On other planets, storms of this size tend to come and go rather quickly; Neptune’s Great Dark Spot, seen by the Voyager 2 spacecraft in 1989, had vanished by 1994. On Saturn, a whitish storm erupted in late 2010, grew a tail that circled the entire planet, and then bled into nothingness over the next year.
It’s tempting to imagine that this Jovian tempest will decorate the face of our biggest planet throughout its lifetime. But over the last 150 years or so, the Great Red Spot has been shrinking.
Estimated to measure more than 25,000 miles across in the 1800s, the storm has contracted into a rounder, more orange blotch spanning just 10,140 miles across as of this April. Some observations even suggest that the spot is shrinking faster now than ever before.
“How soon it becomes round—or disappears entirely—will depend if it follows the long-term trend or not,” Simon says. “It may stabilize, or we may see some big event that disrupts it.”
Using the Hubble Space Telescope, Simon has kept an eye on the storm for years; she also has data going back to the 1870s suggesting the storm was noticeably contracting even then.
Simon says it’s normal for storms to become rounder as they age, and that she can’t predict yet whether the Great Red Spot will shrink into nothingness or assume a more permanent, circular form.
Images like those from Juno should help her and other scientists to better understand the internal dynamics that are both feeding the storm and potentially draining its energy.

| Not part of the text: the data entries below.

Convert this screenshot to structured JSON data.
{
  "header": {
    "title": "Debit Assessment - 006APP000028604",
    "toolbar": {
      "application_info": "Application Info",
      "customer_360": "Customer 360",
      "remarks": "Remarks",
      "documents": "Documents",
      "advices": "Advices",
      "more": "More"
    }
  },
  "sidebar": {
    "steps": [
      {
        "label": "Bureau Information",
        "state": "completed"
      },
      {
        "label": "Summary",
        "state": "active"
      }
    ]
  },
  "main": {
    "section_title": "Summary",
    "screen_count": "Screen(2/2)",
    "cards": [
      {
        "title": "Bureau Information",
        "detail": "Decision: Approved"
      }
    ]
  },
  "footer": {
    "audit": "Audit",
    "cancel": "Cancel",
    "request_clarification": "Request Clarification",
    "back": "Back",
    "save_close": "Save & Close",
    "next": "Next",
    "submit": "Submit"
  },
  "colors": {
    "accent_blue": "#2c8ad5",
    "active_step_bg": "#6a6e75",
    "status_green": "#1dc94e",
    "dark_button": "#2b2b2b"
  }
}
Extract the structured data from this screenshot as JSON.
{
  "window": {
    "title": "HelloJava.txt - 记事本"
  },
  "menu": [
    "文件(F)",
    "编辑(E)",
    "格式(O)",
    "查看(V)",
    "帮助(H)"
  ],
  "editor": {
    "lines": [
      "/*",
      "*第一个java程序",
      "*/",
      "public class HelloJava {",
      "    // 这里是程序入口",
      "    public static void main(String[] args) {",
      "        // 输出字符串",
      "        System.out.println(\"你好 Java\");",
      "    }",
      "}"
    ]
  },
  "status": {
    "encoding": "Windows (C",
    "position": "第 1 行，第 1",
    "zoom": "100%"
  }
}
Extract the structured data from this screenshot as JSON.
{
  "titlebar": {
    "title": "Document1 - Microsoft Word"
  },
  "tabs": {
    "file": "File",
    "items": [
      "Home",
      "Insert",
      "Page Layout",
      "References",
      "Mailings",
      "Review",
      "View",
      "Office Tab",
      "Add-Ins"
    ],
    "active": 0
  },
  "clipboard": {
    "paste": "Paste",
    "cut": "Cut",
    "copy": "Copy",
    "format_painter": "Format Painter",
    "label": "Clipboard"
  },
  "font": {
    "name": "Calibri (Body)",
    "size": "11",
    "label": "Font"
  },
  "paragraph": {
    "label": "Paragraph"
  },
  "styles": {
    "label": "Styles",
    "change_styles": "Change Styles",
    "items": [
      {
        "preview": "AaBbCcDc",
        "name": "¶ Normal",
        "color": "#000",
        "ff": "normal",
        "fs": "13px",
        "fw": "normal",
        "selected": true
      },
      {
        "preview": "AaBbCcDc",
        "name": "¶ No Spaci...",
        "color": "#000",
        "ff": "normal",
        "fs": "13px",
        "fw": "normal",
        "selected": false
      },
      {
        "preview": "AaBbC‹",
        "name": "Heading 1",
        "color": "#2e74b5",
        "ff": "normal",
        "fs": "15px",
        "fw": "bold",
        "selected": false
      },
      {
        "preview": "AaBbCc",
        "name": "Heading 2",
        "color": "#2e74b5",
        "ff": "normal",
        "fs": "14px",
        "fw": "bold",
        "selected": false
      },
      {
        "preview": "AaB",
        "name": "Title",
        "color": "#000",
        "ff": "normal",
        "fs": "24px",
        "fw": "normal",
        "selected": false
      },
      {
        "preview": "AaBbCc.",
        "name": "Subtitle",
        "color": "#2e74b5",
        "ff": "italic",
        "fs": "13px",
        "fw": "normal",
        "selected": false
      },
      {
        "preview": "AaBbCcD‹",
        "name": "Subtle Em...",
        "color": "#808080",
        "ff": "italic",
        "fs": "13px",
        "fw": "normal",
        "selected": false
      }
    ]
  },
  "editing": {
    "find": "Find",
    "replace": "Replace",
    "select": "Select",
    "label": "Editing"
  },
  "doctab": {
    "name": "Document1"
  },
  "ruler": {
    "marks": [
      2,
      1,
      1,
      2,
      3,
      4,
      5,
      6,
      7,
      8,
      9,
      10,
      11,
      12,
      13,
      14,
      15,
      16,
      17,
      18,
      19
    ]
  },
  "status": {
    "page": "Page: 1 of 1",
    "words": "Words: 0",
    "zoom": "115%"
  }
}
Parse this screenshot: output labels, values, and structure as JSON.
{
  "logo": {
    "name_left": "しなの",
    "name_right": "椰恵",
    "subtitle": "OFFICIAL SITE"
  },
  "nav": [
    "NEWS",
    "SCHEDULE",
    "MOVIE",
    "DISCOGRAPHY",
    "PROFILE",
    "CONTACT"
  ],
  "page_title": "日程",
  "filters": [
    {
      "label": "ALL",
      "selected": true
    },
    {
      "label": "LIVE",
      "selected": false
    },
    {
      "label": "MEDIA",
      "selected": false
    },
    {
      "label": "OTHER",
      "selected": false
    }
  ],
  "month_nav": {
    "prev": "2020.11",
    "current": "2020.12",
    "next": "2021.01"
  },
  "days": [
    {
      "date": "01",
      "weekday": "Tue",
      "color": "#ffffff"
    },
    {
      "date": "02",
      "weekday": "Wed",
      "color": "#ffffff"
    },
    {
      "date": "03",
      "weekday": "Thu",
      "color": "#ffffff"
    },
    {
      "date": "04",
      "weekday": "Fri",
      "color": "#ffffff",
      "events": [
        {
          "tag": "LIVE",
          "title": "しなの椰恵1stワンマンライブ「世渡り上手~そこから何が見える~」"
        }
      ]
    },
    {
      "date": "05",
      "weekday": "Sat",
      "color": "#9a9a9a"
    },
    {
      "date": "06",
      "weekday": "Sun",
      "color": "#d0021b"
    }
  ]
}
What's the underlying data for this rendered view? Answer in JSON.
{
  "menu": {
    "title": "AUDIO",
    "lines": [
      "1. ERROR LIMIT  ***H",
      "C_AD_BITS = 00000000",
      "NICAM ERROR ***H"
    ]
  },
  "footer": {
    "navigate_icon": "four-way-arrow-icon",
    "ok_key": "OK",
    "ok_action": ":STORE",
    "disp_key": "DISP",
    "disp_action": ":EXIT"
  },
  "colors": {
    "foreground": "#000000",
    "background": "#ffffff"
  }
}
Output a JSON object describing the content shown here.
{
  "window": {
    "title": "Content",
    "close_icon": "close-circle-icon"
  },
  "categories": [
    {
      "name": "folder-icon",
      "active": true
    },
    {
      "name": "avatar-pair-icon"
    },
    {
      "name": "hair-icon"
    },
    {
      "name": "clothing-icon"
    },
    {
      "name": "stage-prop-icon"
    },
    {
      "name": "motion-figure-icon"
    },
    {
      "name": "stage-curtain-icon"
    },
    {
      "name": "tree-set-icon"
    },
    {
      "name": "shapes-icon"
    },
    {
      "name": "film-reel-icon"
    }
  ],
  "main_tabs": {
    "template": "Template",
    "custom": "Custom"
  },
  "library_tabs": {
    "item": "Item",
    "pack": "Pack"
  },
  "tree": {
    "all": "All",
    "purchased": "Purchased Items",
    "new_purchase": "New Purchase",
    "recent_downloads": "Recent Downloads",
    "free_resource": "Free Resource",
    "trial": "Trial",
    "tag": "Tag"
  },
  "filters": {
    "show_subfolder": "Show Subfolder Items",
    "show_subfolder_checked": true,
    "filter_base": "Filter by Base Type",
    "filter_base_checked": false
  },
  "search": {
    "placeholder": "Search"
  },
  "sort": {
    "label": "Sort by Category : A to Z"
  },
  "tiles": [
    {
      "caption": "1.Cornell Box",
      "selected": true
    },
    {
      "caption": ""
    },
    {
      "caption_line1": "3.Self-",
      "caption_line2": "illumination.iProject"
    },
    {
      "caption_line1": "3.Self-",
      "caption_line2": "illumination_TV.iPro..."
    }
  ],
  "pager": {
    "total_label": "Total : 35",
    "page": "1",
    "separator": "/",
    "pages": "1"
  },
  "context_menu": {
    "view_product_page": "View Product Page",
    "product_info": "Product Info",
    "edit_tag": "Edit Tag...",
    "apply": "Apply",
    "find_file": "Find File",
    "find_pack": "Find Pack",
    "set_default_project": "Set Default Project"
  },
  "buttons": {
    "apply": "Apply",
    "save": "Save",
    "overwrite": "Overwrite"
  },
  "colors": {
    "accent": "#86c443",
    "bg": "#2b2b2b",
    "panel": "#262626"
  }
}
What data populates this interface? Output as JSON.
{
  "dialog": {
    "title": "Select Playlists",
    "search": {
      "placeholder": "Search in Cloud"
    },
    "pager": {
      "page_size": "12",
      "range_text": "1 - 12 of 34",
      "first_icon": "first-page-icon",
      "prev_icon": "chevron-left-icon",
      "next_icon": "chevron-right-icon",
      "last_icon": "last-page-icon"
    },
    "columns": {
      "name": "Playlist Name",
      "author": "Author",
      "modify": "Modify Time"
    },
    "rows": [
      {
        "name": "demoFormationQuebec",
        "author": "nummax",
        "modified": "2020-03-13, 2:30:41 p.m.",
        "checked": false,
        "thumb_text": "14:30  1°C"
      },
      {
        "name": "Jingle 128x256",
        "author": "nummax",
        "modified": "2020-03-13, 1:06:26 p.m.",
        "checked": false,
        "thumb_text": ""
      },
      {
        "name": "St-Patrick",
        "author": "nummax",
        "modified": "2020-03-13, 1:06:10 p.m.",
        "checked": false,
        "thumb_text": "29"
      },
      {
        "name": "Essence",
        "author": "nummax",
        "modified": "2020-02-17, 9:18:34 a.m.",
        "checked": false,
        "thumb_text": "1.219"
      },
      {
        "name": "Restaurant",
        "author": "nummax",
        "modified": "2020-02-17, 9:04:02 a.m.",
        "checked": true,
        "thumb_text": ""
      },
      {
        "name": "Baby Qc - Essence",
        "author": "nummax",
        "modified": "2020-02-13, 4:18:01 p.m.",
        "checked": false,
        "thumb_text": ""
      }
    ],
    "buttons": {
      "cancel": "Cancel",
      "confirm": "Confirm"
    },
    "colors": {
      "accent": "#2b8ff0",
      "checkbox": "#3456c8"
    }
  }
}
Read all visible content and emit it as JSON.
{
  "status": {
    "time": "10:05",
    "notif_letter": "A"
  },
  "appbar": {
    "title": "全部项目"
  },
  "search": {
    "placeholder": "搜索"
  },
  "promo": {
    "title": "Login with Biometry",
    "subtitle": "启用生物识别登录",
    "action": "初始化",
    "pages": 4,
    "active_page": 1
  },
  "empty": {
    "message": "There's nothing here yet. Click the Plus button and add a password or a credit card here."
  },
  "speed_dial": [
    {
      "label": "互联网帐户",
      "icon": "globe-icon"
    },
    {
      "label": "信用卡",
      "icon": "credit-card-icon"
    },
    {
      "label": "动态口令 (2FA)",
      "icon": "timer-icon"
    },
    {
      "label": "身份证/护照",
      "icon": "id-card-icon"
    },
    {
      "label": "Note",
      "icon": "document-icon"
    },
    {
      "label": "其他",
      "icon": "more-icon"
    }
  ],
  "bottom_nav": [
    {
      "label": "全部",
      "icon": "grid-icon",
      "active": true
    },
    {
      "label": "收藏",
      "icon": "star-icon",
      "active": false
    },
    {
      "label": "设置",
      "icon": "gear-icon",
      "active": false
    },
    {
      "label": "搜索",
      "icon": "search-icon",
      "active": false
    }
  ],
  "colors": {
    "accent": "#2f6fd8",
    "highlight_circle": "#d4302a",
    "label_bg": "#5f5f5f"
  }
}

“It could get perfectly round in the next five years,” she says. “But, in reality, sometimes it stays about the same shape, and sometimes it shrinks faster, so it is very hard to predict.”